How To Use wp_list_pages() To Create Parent and Child Page Menus

Create Parent and Child Page Menus

In this tutorial let’s look at how we can handle working with links to and from parent and child pages in your themes. You might see these hierarchies referred to as top level pages and subpages. WordPress makes it easy to link pages on your site in such a way so that your visitors can easily understand the hierarchy and relationship between them. We’ll make use of the wp_list_pages() function to set up a list of child pages based on the particular parent page we have selected. Let’s take a look at how to set this up now.

Parent and Child Pages in the WordPress Dashboard

For example, you might have a Services page and on that page is information about all the services you can provide. You might even have enough content to break out some of the services themselves onto their own page. In this case here, we have added a Consulting Child page and a Technical Support child page to the parent page of Services. WordPress indicates this visually by indenting the child page just slightly as well as putting a leading dash before the child page name.
example of child pages in wordpress

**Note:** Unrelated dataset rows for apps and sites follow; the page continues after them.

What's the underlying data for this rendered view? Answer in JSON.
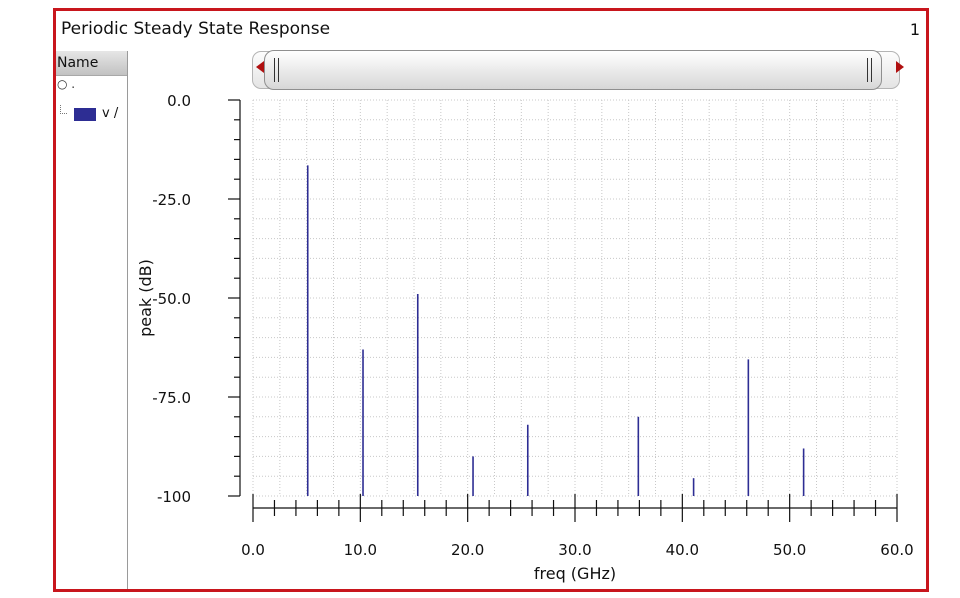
{
  "window": {
    "title": "Periodic Steady State Response",
    "plot_number": "1"
  },
  "side_panel": {
    "header": "Name",
    "legend_label": "v /"
  },
  "chart_data": {
    "type": "bar",
    "style": "stem",
    "xlabel": "freq (GHz)",
    "ylabel": "peak (dB)",
    "xlim": [
      0,
      60
    ],
    "ylim": [
      -100,
      0
    ],
    "x_ticks": [
      "0.0",
      "10.0",
      "20.0",
      "30.0",
      "40.0",
      "50.0",
      "60.0"
    ],
    "y_ticks": [
      "0.0",
      "-25.0",
      "-50.0",
      "-75.0",
      "-100"
    ],
    "grid": true,
    "series": [
      {
        "name": "v /",
        "color": "#2d2d93",
        "x": [
          5.1,
          10.25,
          15.35,
          20.5,
          25.6,
          35.9,
          41.05,
          46.15,
          51.3
        ],
        "y": [
          -16.5,
          -63,
          -49,
          -90,
          -82,
          -80,
          -95.5,
          -65.5,
          -88
        ]
      }
    ]
  }
}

How to set the parent page of a child

It is very easy to assign a parent to a page when you create a new page in WordPress. On any given page during creation or editing, if we look at the Page Attributes section, we can see a drop down menu to choose which top level page we would like to have be the parent of this current page we are working on. Here we will go ahead and set the Consulting page to have a Parent of Services.
setting a wordpress page as a parent of a child

The Desired Navigation

Now that we have a few child pages set up, we will have a goal to make WordPress automatically output child links to the page depending on what parent page we are visiting. So if we visit the WordPress Example Page we have set up, we should see no child links. If we visit the Services page however, we should see two links to the Child Pages of Consulting and Technical Support. If you are following along, be sure to add the Parent of your two child pages to the menu we have been working on so far.
Adding parent level page to main menu

Introducing the wp_list_pages() WordPress Function

To help us achieve our goal, we will make use of the wp_list_pages() function. This function displays a list of pages from your site in list format. It automatically generates the <li> items for you. That is one thing that you often see with WordPress fuctions, is that they not only return values, but they actually output html. This is an important piece of information to remember. So let’s go ahead and just add this function to our page.php file and see what happens.

When we now visit the Services page, we get the following output.
visiting our parent page

If we look at the source of the snippet generated by this function, it looks like this:

This is very interesting. Not only does the function output the html required to output the links in list form, it also intelligently applies classes to the <ul> and <li> tags.

Customize The Output of wp_list_pages()

The default behavior of wp_list_pages() is to output links to all of the pages on your site as we just saw. In our case, we only want child links of a specific parent. To do this, we will need to alter the behavior of wp_list_pages() by passing in some arguments to the function. Let’s see what we can do. We only want to display child pages. In addition, we want to get rid of the Pages text that labels the links. Here are the arguments we can pass as an array to do this.

child pages in action
Now this gets us closer to what we want, but it is not just perfect yet. Notice that when we click the actual child links, they go away. What would be better is if we could click the child links, and the parent link would stay active, in addition to still offering the child links. We can do this, but we need to add some custom code to handle this for us. First, we need to add a new function to our functions.php file. This function’s purpose is to find the top most parent ancestor of the currently viewed page and it’s name will be get_the_top_ancestor_id.


We now want to make use of this function in our page.php file like so:

Now if this is working properly, our child links should stay in tact even when we click them. Let’s see how it works.
child links display properly

Very Cool! The child links now continue to display even when we drill down on them. Something is not quite right yet though. Did you notice that the ancestor page does not stay lit up so to speak? In other works, the Services tab no longer has a nice blue background to indicate that it is the active ancestor page. We can fix this easily by adding the current-page-ancestor class to our style.css stylesheet like so.

With that simple addition, our ancestor page should now stay active as we click on it’s child pages.
apply css to ancestor parent page

Applying Style To The Active Children Links

The final thing we will do is to apply the ‘lit up’effect to the child pages as well. WordPress is very capable in this regard. It gives us a way to track not only the parent active state, but the child active state at the same time. We’ll add a few more styling effects to the children links as well. Here is the styling we can apply to the child links in our style.css file.

Check it out:
parent and child active state links
Pretty Sweet! Now, both the parent and child links are keeping track of their state and the UI presents different stylistic effects based on the current page the site visitor is viewing.

How To Use wp_list_pages() To Create Parent and Child Page Menus Summary

In this tutorial we learned some cool features about working with page menus in WordPress. First off we saw how to set up and recognize parent and child page types in the WordPress Dashboard and why we might want to make use of them. From there, we translated that into what the User Interface should present based on whether a page was a parent or a child. The wp_list_pages() function helped us to do the heavy lifting in this regard. Once again we saw that when working with WordPress, we are going to have to be aware of which functions can help us, as well as how to customize their behavior based on the arguments that we pass to them.